Several weeks back, I fractured my leg. Long story, but suffice to say, I’ve literally been taking small steps (on crutches) as I wait for it to heal (big goal). You’ll see the parallel here with writing a book. It’s a big goal. Achieving it takes small steps. But many thought leaders make this mistake in their approach.

I know this because they tell me. Repeatedly authors say they intend to set aside whole days, weekends or weeks to write. I understand this impetus to do this. The small steps to recovery of my leg have been as much a mental challenge as a physical one. Big steps feel satisfying. Small steps feel frustrating. For a woman who might describe herself as “action woman”, I find frustration a pretty hard emotion to manage.

The risky I’ve-got-time-coming-up trap

Thought leaders are doers. They want to get stuff done. Now. And it is possible to write a book in a weekend. The problem is that, more often than not, the time set aside gets eroded. We set aside a day, weekend or week, and we get sick. Or there is a family emergency. Or we arrive on the day and the task simply seems too overwhelming and we procrastinate all day and waste the time.

Meanwhile, we lose opportunities to make a little progress every day. When we tell ourselves we have time coming up, we don’t do what we could do today. We procrastinate. It’s the I’ve-got-time trap.

Writing in the cracks

Chances are, we never will have enough time to write a book. And, I have found, that even after 20 years of writing, two hours of focused, no-distractions writing is pretty much all I can do productively. Yes, I can keep writing, but the laws of diminishing returns apply.

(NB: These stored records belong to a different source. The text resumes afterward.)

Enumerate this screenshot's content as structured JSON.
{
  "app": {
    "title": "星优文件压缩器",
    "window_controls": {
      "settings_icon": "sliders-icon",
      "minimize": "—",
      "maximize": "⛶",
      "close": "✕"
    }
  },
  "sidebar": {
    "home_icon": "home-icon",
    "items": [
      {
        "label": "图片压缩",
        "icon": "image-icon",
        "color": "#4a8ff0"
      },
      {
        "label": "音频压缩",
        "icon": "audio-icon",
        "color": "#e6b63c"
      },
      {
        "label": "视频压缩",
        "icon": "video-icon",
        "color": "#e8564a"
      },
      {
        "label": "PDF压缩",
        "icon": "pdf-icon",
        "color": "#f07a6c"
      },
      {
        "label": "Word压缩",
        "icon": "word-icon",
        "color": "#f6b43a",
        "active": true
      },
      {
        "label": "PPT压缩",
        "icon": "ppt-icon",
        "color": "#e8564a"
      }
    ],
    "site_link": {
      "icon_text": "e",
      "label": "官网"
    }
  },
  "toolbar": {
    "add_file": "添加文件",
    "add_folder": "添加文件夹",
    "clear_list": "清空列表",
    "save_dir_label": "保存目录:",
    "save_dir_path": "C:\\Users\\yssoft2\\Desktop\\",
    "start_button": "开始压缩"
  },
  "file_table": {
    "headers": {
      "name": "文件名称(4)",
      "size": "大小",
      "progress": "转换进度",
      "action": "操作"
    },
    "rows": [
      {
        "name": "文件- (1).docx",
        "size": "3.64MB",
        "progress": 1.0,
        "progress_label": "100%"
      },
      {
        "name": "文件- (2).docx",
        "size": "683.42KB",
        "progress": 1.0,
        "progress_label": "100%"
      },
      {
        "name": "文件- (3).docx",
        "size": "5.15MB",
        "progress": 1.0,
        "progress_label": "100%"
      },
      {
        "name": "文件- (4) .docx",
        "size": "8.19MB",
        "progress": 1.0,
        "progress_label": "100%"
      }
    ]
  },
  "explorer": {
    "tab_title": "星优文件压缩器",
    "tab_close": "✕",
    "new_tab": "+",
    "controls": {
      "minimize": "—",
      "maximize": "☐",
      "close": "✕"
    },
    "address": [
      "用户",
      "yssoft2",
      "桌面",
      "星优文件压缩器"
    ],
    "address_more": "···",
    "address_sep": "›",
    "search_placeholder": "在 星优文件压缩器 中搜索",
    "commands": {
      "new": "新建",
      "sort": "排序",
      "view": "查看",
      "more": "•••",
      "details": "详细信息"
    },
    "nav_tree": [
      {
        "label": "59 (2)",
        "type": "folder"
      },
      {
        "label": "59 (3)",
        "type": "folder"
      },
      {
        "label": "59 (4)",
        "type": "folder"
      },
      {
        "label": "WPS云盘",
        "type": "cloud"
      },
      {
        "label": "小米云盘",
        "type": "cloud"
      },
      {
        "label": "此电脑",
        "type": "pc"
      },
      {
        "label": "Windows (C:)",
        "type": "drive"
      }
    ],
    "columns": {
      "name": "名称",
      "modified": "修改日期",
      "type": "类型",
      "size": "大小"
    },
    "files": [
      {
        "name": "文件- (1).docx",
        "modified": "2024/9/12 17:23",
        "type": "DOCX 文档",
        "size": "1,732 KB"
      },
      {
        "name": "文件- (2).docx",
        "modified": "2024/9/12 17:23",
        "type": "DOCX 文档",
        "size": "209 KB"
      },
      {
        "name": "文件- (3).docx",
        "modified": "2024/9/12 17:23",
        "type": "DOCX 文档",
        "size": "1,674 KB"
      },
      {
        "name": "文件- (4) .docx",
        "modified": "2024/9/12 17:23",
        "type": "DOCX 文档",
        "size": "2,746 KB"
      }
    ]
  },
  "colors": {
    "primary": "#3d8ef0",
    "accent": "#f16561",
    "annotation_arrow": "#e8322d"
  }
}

If you want to get your book done, do it in small steps. I call it “writing in the cracks”.

My leg is nearly better. It’s taken small steps to get there. To be honest, I’ve wasted time feeling frustrated instead of simply getting on with the job of recovery and doing what I can “in the cracks” between physio and doctors appointments.

Have you got a moment between meetings? Write your reader persona. Last minute cancellation? Plan your book outline? Partner out for the evening? Dot point your chapter.  

Tell me how you get your book written in the cracks. I’d love to hear from you.